PROVIDED DATA Block Start
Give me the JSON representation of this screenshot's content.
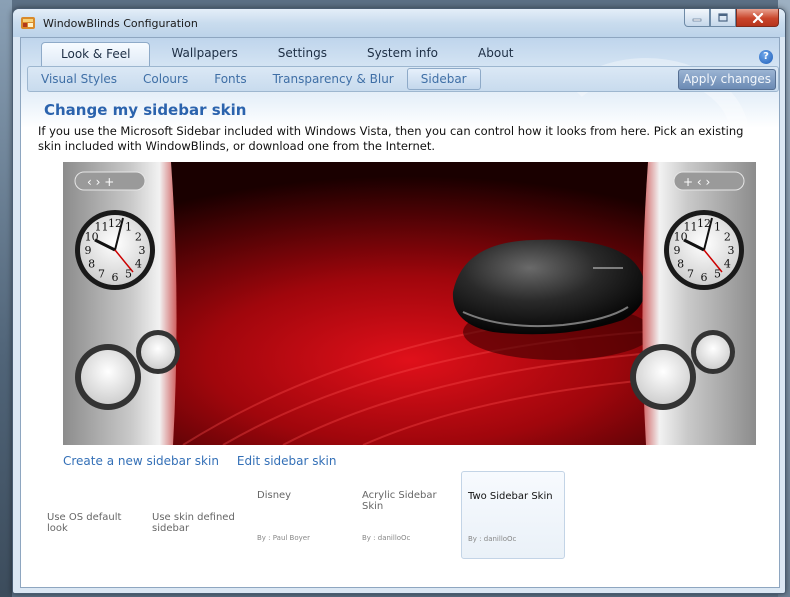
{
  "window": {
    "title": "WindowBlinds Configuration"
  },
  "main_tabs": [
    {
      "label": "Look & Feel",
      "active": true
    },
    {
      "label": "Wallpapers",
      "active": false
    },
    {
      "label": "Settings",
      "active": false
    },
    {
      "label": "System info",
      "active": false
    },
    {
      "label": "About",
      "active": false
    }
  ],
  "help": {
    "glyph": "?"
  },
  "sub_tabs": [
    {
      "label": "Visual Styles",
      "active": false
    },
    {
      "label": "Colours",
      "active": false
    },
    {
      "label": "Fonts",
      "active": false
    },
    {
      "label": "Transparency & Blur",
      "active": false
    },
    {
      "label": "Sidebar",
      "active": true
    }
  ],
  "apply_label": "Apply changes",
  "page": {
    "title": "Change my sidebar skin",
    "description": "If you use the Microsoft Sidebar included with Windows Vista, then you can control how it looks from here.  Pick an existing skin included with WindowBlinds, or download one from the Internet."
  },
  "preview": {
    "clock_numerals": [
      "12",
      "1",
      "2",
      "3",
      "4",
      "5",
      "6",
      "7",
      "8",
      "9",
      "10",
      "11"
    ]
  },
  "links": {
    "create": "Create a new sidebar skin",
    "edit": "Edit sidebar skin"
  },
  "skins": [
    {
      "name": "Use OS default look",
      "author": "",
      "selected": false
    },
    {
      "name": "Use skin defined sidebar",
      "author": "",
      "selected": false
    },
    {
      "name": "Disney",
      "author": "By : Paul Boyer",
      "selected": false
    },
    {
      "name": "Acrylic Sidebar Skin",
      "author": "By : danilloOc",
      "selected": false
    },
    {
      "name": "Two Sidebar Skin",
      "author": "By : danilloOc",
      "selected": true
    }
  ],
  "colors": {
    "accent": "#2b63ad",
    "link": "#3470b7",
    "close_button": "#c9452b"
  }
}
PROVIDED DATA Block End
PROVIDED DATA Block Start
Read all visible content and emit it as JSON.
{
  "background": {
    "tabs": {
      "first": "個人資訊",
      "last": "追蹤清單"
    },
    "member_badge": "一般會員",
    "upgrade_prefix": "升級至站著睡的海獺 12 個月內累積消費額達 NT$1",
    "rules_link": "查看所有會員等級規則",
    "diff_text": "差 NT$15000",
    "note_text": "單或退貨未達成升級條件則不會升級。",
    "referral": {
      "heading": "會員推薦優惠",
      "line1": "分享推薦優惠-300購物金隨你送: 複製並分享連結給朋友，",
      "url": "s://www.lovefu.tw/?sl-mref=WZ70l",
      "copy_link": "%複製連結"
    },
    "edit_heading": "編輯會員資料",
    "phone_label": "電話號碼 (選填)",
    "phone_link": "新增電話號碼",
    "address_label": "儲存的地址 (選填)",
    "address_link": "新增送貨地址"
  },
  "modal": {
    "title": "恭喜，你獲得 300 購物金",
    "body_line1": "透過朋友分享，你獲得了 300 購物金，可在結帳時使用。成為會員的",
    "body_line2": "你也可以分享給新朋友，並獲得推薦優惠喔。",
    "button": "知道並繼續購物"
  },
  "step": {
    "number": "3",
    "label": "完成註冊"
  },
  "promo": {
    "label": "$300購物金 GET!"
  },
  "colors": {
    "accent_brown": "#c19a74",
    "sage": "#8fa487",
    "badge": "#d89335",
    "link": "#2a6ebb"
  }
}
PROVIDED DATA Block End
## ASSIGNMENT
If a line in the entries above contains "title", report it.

## SOLUTION BELOW
    "title": "WindowBlinds Configuration"
    "title": "Change my sidebar skin",
    "title": "恭喜，你獲得 300 購物金",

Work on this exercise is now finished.